* TO DO *
Could every line of the data be printed exactly as it reads?

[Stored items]
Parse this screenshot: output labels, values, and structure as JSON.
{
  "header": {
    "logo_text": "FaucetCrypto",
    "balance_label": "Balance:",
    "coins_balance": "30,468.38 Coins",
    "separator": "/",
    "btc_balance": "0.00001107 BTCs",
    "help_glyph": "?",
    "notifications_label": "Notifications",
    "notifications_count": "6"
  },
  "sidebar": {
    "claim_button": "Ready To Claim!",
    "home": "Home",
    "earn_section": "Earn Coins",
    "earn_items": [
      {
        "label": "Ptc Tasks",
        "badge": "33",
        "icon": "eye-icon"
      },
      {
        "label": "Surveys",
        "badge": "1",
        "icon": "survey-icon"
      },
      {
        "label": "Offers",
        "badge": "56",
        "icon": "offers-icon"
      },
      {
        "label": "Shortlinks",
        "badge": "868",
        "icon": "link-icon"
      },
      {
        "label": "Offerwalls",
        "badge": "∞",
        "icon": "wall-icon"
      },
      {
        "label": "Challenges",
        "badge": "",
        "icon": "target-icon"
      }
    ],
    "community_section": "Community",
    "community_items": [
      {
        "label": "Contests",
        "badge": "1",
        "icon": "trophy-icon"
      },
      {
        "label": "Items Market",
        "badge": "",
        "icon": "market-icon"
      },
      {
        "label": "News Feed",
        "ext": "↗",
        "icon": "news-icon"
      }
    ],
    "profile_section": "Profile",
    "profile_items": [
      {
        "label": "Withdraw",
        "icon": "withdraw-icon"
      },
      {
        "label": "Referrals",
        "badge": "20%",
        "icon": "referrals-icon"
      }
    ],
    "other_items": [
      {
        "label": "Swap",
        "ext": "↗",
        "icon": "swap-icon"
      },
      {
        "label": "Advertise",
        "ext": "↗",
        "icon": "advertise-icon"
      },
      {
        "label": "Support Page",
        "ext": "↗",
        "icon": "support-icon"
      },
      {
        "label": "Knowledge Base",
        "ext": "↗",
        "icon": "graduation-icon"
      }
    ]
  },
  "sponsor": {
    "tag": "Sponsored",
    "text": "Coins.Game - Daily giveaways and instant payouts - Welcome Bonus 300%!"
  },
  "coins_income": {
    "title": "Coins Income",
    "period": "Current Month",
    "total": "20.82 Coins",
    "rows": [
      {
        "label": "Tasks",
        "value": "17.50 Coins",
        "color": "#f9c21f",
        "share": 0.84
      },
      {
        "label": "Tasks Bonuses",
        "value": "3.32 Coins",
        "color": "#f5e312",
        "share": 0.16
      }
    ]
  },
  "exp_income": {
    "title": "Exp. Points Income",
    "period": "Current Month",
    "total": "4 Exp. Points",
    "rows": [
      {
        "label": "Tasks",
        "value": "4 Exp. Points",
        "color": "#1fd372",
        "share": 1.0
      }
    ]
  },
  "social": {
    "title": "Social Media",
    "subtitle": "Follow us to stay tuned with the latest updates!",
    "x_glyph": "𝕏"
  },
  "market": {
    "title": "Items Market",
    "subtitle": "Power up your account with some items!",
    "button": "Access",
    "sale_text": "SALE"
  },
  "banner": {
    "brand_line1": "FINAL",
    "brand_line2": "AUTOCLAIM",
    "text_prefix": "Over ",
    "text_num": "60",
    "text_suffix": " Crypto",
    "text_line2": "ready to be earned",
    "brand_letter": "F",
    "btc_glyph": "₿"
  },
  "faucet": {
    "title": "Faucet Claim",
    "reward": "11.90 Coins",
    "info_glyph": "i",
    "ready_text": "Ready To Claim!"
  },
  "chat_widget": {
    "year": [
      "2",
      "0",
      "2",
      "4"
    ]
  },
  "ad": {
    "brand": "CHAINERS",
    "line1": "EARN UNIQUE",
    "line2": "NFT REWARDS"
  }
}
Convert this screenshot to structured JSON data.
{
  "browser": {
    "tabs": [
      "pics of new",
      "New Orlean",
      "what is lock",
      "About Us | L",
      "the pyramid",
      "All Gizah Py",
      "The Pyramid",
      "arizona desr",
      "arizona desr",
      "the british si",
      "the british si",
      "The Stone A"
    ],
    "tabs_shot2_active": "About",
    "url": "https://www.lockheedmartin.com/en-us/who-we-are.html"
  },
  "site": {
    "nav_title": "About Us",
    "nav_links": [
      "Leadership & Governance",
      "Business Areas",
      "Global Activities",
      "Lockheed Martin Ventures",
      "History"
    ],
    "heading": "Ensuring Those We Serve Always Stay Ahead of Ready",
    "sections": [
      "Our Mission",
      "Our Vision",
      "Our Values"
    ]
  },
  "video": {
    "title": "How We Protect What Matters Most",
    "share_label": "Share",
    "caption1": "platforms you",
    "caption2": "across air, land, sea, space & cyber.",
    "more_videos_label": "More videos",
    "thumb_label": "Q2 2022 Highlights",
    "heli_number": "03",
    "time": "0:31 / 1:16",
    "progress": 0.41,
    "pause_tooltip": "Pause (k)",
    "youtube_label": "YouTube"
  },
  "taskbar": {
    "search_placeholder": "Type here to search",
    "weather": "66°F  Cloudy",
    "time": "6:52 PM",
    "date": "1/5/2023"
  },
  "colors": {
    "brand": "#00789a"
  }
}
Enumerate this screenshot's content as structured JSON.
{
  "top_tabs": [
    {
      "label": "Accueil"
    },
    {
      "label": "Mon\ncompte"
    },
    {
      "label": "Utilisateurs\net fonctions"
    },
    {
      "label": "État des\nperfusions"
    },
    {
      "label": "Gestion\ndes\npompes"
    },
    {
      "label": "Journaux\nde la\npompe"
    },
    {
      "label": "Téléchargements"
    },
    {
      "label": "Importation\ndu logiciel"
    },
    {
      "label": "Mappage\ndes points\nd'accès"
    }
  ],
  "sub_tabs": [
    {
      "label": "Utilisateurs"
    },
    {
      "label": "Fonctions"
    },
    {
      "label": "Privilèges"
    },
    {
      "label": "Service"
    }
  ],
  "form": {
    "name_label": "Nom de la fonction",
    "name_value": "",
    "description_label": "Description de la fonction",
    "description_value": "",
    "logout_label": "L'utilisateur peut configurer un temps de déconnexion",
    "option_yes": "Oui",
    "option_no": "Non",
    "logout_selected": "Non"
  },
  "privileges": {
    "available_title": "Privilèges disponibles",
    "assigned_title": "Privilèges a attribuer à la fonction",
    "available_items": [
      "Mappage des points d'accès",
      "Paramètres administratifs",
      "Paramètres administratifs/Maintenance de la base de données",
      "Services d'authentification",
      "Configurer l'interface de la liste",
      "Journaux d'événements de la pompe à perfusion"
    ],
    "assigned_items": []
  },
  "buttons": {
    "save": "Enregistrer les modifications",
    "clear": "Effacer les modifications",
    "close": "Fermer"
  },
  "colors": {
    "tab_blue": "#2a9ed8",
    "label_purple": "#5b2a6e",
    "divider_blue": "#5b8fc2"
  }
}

* RESULT OF THIS TASK *
Parse this screenshot: output labels, values, and structure as JSON.
{
  "header": {
    "logo_text": "FaucetCrypto",
    "balance_label": "Balance:",
    "coins_balance": "30,468.38 Coins",
    "separator": "/",
    "btc_balance": "0.00001107 BTCs",
    "help_glyph": "?",
    "notifications_label": "Notifications",
    "notifications_count": "6"
  },
  "sidebar": {
    "claim_button": "Ready To Claim!",
    "home": "Home",
    "earn_section": "Earn Coins",
    "earn_items": [
      {
        "label": "Ptc Tasks",
        "badge": "33",
        "icon": "eye-icon"
      },
      {
        "label": "Surveys",
        "badge": "1",
        "icon": "survey-icon"
      },
      {
        "label": "Offers",
        "badge": "56",
        "icon": "offers-icon"
      },
      {
        "label": "Shortlinks",
        "badge": "868",
        "icon": "link-icon"
      },
      {
        "label": "Offerwalls",
        "badge": "∞",
        "icon": "wall-icon"
      },
      {
        "label": "Challenges",
        "badge": "",
        "icon": "target-icon"
      }
    ],
    "community_section": "Community",
    "community_items": [
      {
        "label": "Contests",
        "badge": "1",
        "icon": "trophy-icon"
      },
      {
        "label": "Items Market",
        "badge": "",
        "icon": "market-icon"
      },
      {
        "label": "News Feed",
        "ext": "↗",
        "icon": "news-icon"
      }
    ],
    "profile_section": "Profile",
    "profile_items": [
      {
        "label": "Withdraw",
        "icon": "withdraw-icon"
      },
      {
        "label": "Referrals",
        "badge": "20%",
        "icon": "referrals-icon"
      }
    ],
    "other_items": [
      {
        "label": "Swap",
        "ext": "↗",
        "icon": "swap-icon"
      },
      {
        "label": "Advertise",
        "ext": "↗",
        "icon": "advertise-icon"
      },
      {
        "label": "Support Page",
        "ext": "↗",
        "icon": "support-icon"
      },
      {
        "label": "Knowledge Base",
        "ext": "↗",
        "icon": "graduation-icon"
      }
    ]
  },
  "sponsor": {
    "tag": "Sponsored",
    "text": "Coins.Game - Daily giveaways and instant payouts - Welcome Bonus 300%!"
  },
  "coins_income": {
    "title": "Coins Income",
    "period": "Current Month",
    "total": "20.82 Coins",
    "rows": [
      {
        "label": "Tasks",
        "value": "17.50 Coins",
        "color": "#f9c21f",
        "share": 0.84
      },
      {
        "label": "Tasks Bonuses",
        "value": "3.32 Coins",
        "color": "#f5e312",
        "share": 0.16
      }
    ]
  },
  "exp_income": {
    "title": "Exp. Points Income",
    "period": "Current Month",
    "total": "4 Exp. Points",
    "rows": [
      {
        "label": "Tasks",
        "value": "4 Exp. Points",
        "color": "#1fd372",
        "share": 1.0
      }
    ]
  },
  "social": {
    "title": "Social Media",
    "subtitle": "Follow us to stay tuned with the latest updates!",
    "x_glyph": "𝕏"
  },
  "market": {
    "title": "Items Market",
    "subtitle": "Power up your account with some items!",
    "button": "Access",
    "sale_text": "SALE"
  },
  "banner": {
    "brand_line1": "FINAL",
    "brand_line2": "AUTOCLAIM",
    "text_prefix": "Over ",
    "text_num": "60",
    "text_suffix": " Crypto",
    "text_line2": "ready to be earned",
    "brand_letter": "F",
    "btc_glyph": "₿"
  },
  "faucet": {
    "title": "Faucet Claim",
    "reward": "11.90 Coins",
    "info_glyph": "i",
    "ready_text": "Ready To Claim!"
  },
  "chat_widget": {
    "year": [
      "2",
      "0",
      "2",
      "4"
    ]
  },
  "ad": {
    "brand": "CHAINERS",
    "line1": "EARN UNIQUE",
    "line2": "NFT REWARDS"
  }
}
Convert this screenshot to structured JSON data.
{
  "browser": {
    "tabs": [
      "pics of new",
      "New Orlean",
      "what is lock",
      "About Us | L",
      "the pyramid",
      "All Gizah Py",
      "The Pyramid",
      "arizona desr",
      "arizona desr",
      "the british si",
      "the british si",
      "The Stone A"
    ],
    "tabs_shot2_active": "About",
    "url": "https://www.lockheedmartin.com/en-us/who-we-are.html"
  },
  "site": {
    "nav_title": "About Us",
    "nav_links": [
      "Leadership & Governance",
      "Business Areas",
      "Global Activities",
      "Lockheed Martin Ventures",
      "History"
    ],
    "heading": "Ensuring Those We Serve Always Stay Ahead of Ready",
    "sections": [
      "Our Mission",
      "Our Vision",
      "Our Values"
    ]
  },
  "video": {
    "title": "How We Protect What Matters Most",
    "share_label": "Share",
    "caption1": "platforms you",
    "caption2": "across air, land, sea, space & cyber.",
    "more_videos_label": "More videos",
    "thumb_label": "Q2 2022 Highlights",
    "heli_number": "03",
    "time": "0:31 / 1:16",
    "progress": 0.41,
    "pause_tooltip": "Pause (k)",
    "youtube_label": "YouTube"
  },
  "taskbar": {
    "search_placeholder": "Type here to search",
    "weather": "66°F  Cloudy",
    "time": "6:52 PM",
    "date": "1/5/2023"
  },
  "colors": {
    "brand": "#00789a"
  }
}
Enumerate this screenshot's content as structured JSON.
{
  "top_tabs": [
    {
      "label": "Accueil"
    },
    {
      "label": "Mon\ncompte"
    },
    {
      "label": "Utilisateurs\net fonctions"
    },
    {
      "label": "État des\nperfusions"
    },
    {
      "label": "Gestion\ndes\npompes"
    },
    {
      "label": "Journaux\nde la\npompe"
    },
    {
      "label": "Téléchargements"
    },
    {
      "label": "Importation\ndu logiciel"
    },
    {
      "label": "Mappage\ndes points\nd'accès"
    }
  ],
  "sub_tabs": [
    {
      "label": "Utilisateurs"
    },
    {
      "label": "Fonctions"
    },
    {
      "label": "Privilèges"
    },
    {
      "label": "Service"
    }
  ],
  "form": {
    "name_label": "Nom de la fonction",
    "name_value": "",
    "description_label": "Description de la fonction",
    "description_value": "",
    "logout_label": "L'utilisateur peut configurer un temps de déconnexion",
    "option_yes": "Oui",
    "option_no": "Non",
    "logout_selected": "Non"
  },
  "privileges": {
    "available_title": "Privilèges disponibles",
    "assigned_title": "Privilèges a attribuer à la fonction",
    "available_items": [
      "Mappage des points d'accès",
      "Paramètres administratifs",
      "Paramètres administratifs/Maintenance de la base de données",
      "Services d'authentification",
      "Configurer l'interface de la liste",
      "Journaux d'événements de la pompe à perfusion"
    ],
    "assigned_items": []
  },
  "buttons": {
    "save": "Enregistrer les modifications",
    "clear": "Effacer les modifications",
    "close": "Fermer"
  },
  "colors": {
    "tab_blue": "#2a9ed8",
    "label_purple": "#5b2a6e",
    "divider_blue": "#5b8fc2"
  }
}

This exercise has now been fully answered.